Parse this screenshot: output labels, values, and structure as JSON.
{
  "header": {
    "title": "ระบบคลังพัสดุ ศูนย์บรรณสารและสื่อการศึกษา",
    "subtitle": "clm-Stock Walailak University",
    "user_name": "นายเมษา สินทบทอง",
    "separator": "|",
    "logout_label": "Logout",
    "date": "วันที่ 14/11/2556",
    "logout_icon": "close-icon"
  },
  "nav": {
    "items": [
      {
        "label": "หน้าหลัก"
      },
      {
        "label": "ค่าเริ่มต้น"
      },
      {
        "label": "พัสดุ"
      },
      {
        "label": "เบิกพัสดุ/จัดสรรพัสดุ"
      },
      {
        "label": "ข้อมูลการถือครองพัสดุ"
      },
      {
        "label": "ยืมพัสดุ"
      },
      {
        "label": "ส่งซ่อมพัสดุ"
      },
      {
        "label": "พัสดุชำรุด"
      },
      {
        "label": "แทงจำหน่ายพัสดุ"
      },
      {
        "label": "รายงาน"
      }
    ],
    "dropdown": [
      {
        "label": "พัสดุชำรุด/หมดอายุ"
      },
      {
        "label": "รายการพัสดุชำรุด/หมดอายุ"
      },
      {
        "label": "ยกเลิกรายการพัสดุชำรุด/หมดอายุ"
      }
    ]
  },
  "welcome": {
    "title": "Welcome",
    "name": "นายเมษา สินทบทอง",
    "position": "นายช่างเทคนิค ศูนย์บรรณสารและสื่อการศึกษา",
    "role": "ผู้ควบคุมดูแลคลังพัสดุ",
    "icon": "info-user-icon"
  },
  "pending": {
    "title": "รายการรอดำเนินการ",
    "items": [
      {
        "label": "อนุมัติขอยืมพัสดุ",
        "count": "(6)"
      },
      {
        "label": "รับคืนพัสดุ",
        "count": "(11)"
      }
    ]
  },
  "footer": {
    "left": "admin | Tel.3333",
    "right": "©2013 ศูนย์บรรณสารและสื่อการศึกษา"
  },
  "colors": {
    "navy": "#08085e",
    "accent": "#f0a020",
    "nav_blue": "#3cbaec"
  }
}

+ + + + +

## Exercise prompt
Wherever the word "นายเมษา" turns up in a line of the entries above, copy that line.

## Answer
    "user_name": "นายเมษา สินทบทอง",
    "name": "นายเมษา สินทบทอง",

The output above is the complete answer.